··· Information ···
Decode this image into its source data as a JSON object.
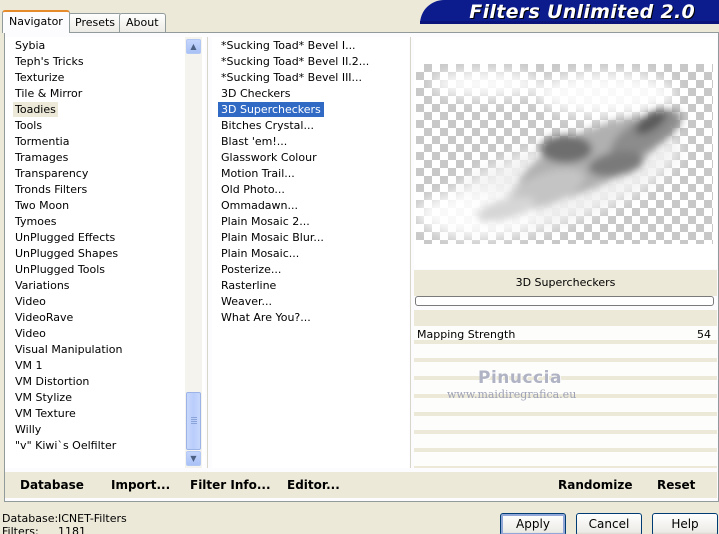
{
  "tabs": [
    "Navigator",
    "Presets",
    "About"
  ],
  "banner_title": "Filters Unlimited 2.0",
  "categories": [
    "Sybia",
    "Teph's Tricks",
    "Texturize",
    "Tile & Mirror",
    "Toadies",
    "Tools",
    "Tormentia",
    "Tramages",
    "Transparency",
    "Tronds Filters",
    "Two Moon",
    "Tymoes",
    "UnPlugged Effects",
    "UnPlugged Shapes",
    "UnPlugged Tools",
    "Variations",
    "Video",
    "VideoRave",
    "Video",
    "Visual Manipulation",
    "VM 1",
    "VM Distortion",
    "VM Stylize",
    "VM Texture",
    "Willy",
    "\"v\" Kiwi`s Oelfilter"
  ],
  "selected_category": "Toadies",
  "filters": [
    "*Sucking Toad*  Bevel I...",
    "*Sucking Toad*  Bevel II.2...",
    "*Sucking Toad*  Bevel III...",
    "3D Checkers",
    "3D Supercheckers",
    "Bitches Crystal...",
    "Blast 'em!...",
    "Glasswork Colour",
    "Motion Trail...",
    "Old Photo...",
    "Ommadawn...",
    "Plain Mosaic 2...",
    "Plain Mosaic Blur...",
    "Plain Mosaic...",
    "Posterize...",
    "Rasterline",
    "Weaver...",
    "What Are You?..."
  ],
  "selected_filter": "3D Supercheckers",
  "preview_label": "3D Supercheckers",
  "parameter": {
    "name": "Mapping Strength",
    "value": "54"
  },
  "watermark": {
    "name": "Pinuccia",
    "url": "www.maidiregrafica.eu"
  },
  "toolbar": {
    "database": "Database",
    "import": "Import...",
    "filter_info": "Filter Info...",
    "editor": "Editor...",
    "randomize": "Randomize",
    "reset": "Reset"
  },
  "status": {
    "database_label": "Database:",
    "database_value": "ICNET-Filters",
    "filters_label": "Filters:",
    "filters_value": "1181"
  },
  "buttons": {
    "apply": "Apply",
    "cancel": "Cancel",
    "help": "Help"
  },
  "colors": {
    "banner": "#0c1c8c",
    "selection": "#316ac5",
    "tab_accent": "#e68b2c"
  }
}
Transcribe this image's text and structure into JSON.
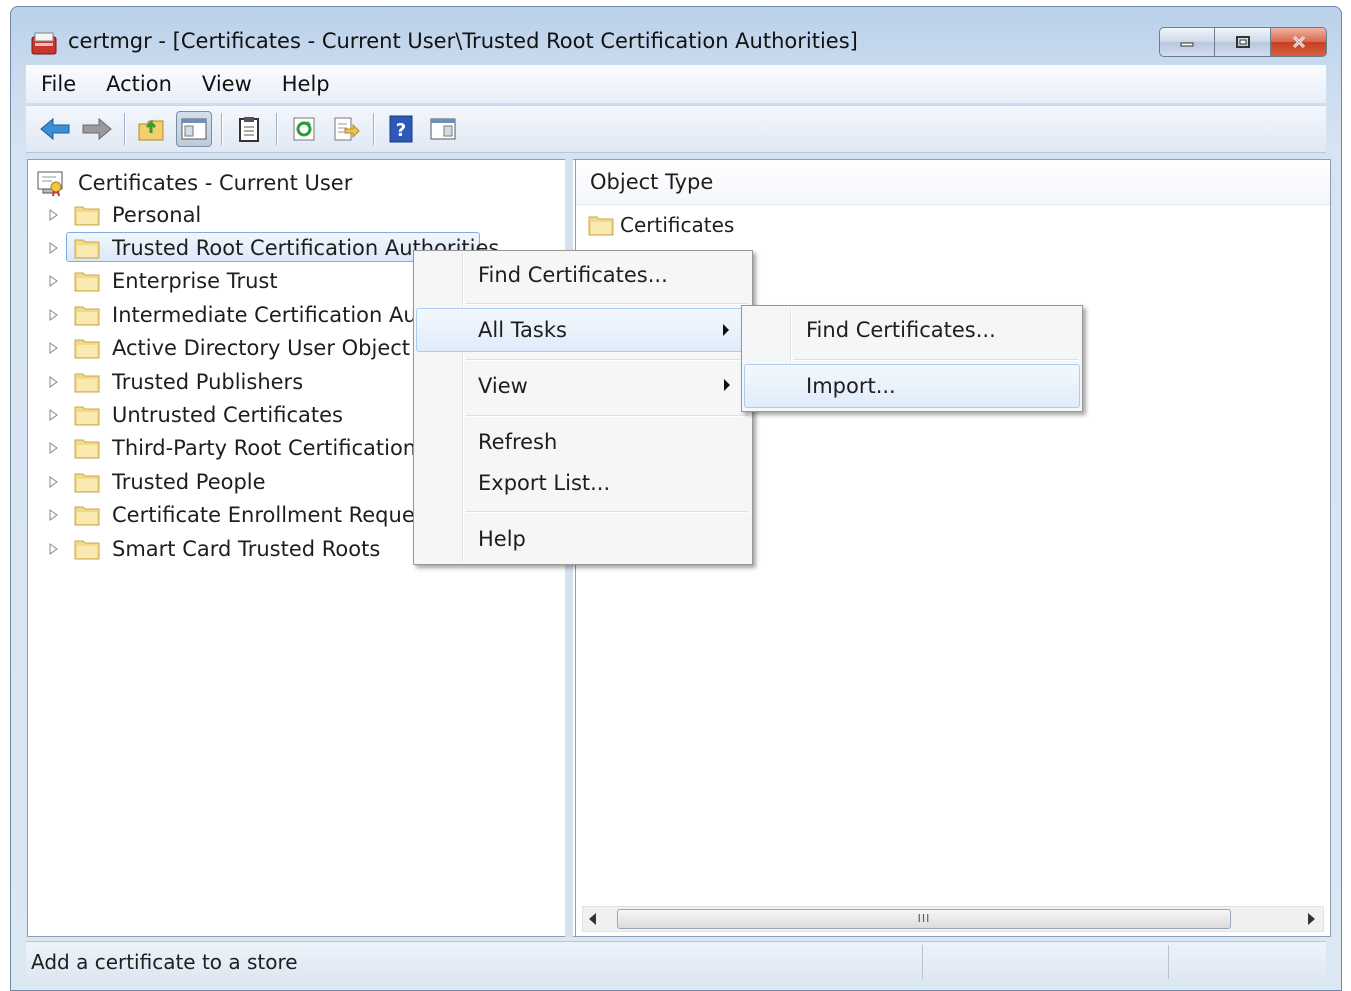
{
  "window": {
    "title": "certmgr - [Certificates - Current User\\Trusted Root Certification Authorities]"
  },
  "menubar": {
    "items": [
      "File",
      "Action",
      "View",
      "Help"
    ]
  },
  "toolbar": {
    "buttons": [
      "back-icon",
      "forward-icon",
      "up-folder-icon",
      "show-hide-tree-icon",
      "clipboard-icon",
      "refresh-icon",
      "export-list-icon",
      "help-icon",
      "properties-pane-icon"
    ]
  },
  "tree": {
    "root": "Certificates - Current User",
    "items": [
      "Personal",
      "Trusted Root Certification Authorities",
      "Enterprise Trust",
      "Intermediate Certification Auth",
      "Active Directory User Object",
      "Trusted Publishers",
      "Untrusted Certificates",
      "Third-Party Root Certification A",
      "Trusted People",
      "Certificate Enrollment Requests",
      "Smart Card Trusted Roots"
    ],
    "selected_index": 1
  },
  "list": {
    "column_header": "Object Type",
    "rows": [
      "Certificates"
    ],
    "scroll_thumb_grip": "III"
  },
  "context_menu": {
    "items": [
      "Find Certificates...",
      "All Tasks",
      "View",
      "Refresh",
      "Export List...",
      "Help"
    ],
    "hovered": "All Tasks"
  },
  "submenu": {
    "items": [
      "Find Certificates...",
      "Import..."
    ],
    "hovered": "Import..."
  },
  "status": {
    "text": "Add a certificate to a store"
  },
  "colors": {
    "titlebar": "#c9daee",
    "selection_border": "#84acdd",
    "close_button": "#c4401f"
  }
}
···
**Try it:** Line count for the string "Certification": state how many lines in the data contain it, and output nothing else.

**Solution for this exercise:** 4